The Powerful, Only Known First-Person Account of One Woman's Struggles and Triumphs Taming the Mississippi Delta
Near the end of her life, Mary Mann Hamilton (1866 - c.1936) was encouraged to record her experiences as a female pioneer. The result is the only known firsthand account of a remarkable woman thrust into the center of taming the American South-surviving floods, tornadoes, and fires; facing bears, panthers, and snakes; managing a boardinghouse in Arkansas that was home to an eccentric group of settlers; and running a logging camp in Mississippi that blazed a trail for development in the Mississippi Delta. All this she tackled-and diligently wrote about in secrecy, in a diary that not even her family knew she kept-while caring for her children, several of whom didn't survive the perils of pioneer life. The extreme hard work and tragedy Hamilton faced are eclipsed only by her emotional and physical strength; her unwavering faith in her husband, Frank, a mysterious Englishman; and her tenacious sense of adventure.
An early draft of Trials of the Earth was submitted to a writers' competition sponsored by Little, Brown in 1933. It didn't win, and we almost lost the chance to bring this raw, vivid narrative to readers. Eighty-three years later, in partnership with Mary Mann Hamilton's descendants, we're proud to share an irreplaceable piece of American history.

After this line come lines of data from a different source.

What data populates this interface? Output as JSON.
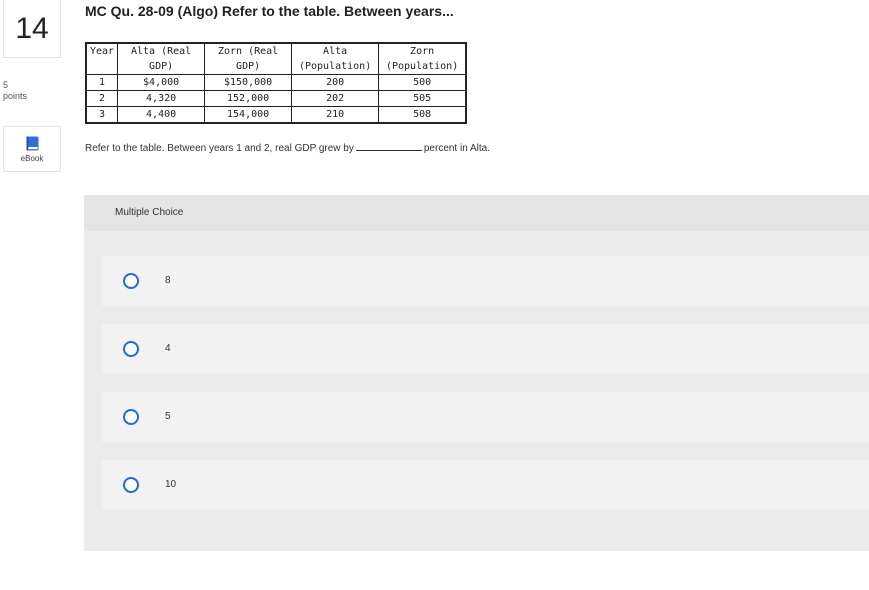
{
  "question": {
    "number": "14",
    "points_value": "5",
    "points_label": "points",
    "ebook_label": "eBook",
    "title": "MC Qu. 28-09 (Algo) Refer to the table. Between years...",
    "text_before_blank": "Refer to the table. Between years 1 and 2, real GDP grew by",
    "text_after_blank": "percent in Alta."
  },
  "table": {
    "headers": [
      [
        "Year"
      ],
      [
        "Alta (Real",
        "GDP)"
      ],
      [
        "Zorn (Real",
        "GDP)"
      ],
      [
        "Alta",
        "(Population)"
      ],
      [
        "Zorn",
        "(Population)"
      ]
    ],
    "rows": [
      [
        "1",
        "$4,000",
        "$150,000",
        "200",
        "500"
      ],
      [
        "2",
        "4,320",
        "152,000",
        "202",
        "505"
      ],
      [
        "3",
        "4,400",
        "154,000",
        "210",
        "508"
      ]
    ]
  },
  "multiple_choice": {
    "header": "Multiple Choice",
    "options": [
      "8",
      "4",
      "5",
      "10"
    ]
  },
  "colors": {
    "radio_accent": "#1f6ad8",
    "book_icon": "#2e6fd6"
  }
}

Conveyed in frank and expressive prose by a natural-born writer, and withheld for almost a lifetime, Trials of the Earth will resonate with readers of history and fiction alike-an emotional testament to our ability to endure, as well as the story of extraordinary love and the allure of pioneer life.